Oregon Gov. John Kitzhaber (D) will resign from office effective Wednesday, succumbing to demands from state Democrats amid multiple investigations into whether his fiancee, Cylvia Hayes, used her role as an energy policy adviser for personal gain. Kitzhaber’s resignation will automatically elevate Secretary of State Kate Brown (D) into the governor’s mansion. The state does not have a lieutenant governor.
Storing energy remains the missing link for many clean power technologies, but DOE researchers and startup companies are racing to fill the gap. Without a way to save electricity and heat for later use, intermittent renewable energy will struggle to close price and performance differences with fossil fuels. But stored energy has advantages. It can respond to increased power demands faster than a turbine can spool up, and it can also save excess power and then supply it when needed.

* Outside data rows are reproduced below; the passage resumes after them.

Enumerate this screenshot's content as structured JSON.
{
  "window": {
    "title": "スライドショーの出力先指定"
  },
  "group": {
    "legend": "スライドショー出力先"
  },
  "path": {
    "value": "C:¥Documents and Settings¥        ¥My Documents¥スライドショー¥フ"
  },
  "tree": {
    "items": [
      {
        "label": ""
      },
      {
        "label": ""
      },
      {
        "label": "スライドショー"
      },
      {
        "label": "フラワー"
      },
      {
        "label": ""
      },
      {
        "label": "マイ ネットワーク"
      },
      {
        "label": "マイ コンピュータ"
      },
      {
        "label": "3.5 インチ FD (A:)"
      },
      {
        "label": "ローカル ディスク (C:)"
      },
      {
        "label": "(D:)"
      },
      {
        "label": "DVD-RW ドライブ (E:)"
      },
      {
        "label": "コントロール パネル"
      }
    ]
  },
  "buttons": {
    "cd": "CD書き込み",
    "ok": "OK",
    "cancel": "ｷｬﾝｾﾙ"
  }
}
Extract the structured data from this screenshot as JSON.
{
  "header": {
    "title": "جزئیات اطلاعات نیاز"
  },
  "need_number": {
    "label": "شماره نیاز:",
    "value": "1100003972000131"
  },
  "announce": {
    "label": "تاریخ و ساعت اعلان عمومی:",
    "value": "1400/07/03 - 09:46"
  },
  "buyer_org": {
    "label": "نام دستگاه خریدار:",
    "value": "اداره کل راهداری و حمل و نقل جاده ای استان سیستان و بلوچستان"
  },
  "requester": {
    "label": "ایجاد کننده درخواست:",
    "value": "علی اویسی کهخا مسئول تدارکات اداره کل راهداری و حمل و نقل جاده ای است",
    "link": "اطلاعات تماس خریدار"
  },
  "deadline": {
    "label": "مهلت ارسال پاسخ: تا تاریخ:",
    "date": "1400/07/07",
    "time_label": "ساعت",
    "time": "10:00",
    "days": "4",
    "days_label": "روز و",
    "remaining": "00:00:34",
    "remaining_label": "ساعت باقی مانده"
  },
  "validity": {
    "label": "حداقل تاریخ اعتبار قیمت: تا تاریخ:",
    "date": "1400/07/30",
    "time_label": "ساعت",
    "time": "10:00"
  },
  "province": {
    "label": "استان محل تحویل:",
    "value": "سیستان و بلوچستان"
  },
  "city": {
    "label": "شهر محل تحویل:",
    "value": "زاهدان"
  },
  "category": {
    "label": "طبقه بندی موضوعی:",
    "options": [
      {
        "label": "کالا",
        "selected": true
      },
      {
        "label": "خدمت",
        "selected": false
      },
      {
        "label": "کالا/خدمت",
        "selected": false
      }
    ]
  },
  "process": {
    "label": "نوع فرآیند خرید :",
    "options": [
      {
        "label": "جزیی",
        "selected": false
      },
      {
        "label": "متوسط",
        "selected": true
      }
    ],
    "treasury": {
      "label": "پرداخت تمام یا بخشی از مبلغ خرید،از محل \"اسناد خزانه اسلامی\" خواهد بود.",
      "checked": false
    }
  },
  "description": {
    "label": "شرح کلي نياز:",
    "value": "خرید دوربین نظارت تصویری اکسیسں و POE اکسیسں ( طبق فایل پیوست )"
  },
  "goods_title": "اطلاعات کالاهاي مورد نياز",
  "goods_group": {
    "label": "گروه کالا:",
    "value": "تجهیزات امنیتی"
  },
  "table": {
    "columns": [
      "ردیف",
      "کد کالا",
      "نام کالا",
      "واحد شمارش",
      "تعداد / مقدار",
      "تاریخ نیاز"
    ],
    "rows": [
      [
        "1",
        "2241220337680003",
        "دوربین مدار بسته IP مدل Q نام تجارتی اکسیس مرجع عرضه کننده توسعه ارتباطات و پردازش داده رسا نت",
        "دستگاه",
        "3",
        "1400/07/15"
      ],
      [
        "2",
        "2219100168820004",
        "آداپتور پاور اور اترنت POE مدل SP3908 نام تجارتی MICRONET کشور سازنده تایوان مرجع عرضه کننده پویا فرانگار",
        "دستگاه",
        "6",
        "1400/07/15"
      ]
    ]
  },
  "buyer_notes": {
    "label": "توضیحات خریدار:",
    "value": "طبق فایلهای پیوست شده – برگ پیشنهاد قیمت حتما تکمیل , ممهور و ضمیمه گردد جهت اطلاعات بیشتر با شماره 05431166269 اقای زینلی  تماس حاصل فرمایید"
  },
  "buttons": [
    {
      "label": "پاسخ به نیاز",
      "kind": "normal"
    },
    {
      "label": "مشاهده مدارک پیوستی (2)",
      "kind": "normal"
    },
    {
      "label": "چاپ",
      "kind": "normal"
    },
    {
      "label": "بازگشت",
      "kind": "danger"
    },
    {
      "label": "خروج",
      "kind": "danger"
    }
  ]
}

What happens when the wind doesn’t blow? That’s a question that wind power skeptics or critics frequently ask. While coal, nuclear and gas plants theoretically run uninterrupted whenever they are called upon, humans have no control over when wind turbines stop and start spinning. Some utility and power company officials say this is a reason that “reliable,” baseload power should be valued more than wind. But in a report released Thursday and an accompanying webinar, experts with the American Wind Energy Association (AWEA) explained how wind can actually be seen as a more reliable source than conventional power plants — one that contributes to rather than inhibits the stability of the grid as a whole.
“I’m not sure what Cape Wind’s next move will be, but anybody who is developing an offshore wind piece, this bill is going to be for them,” said Haddad, who is second only to the speaker in the House hierarchy. “If Cape Wind wants to compete and they want to bring a lower price to the table, then they are going to be successful.”
The report comes as several states are reconsidering their existing RES or EERS. For example, West Virginia recently became the first state to repeal its RES, with the legislature voting overwhelmingly to scrap the law, which would have required 25 percent of electricity sales to come from renewable or alternative sources by 2025.
Visions of large, white wind-energy blades sweeping up the horizon have faded five years since a wind farm was proposed for Lake Michigan off the West Michigan coast. Five years ago, Scandia Wind created quite a stir by proposing a large wind-energy project, generating much discussion and debate in West Michigan, especially in Mason, Oceana, Muskegon and Ottawa counties. After months of talk in 2009 and 2010, the discussion of putting wind turbines in Lake Michigan has been relatively silent since.
Google has announced it is purchasing power from Altamont Pass, one of the country’s oldest and largest windfarms in California’s San Joaquin Valley. The technology company recently inked a 20-year agreement with Florida-based NextEra Energy Inc. About 770 wind turbines from the 1980s will be replaced this year by 48 new turbines, which will double energy production.
China boosted its installed wind energycapacity last year to a record 19.81 million kilowatts as the world’s biggest greenhouse gas emitter tries to switch its power grid to cleaner energy sources.
The National Energy Administration said Thursday that wind farms produced 153.4 billion kilowatt hours of electric power in 2014, making up 2.8 percent of total generated electricity.
Acting Assistant U.S. EPA Administrator Janet McCabe didn’t make any specific promises during her testimony before the Senate Environment and Public Works Committee yesterday morning. But between the lines of her answers, the agency’s top air quality official delivered a clear signal to the state officials charged with implementing the Obama administration’s Clean Power Plan: There’s a strong chance EPA will back away from the interim 2020 goals many states have decried as unreasonable, rushed and too expensive to comply with.
As German Chancellor Angela Merkel and President Obama meet this week in Washington, they are surveying the world’s energy future through a window that Germany opened — one with a spectacular view of the low-carbon horizon. For decades, Germany has been a first mover in clean energy. After suffering contamination from the Chernobyl meltdown in 1986, the nation walked away from nuclear power, and it slammed the door shut after Japan’s Fukushima disaster in 2011. Now, the country is saying auf wiedersehen to coal, on the way to reducing its carbon emissions by 40 percent by 2020.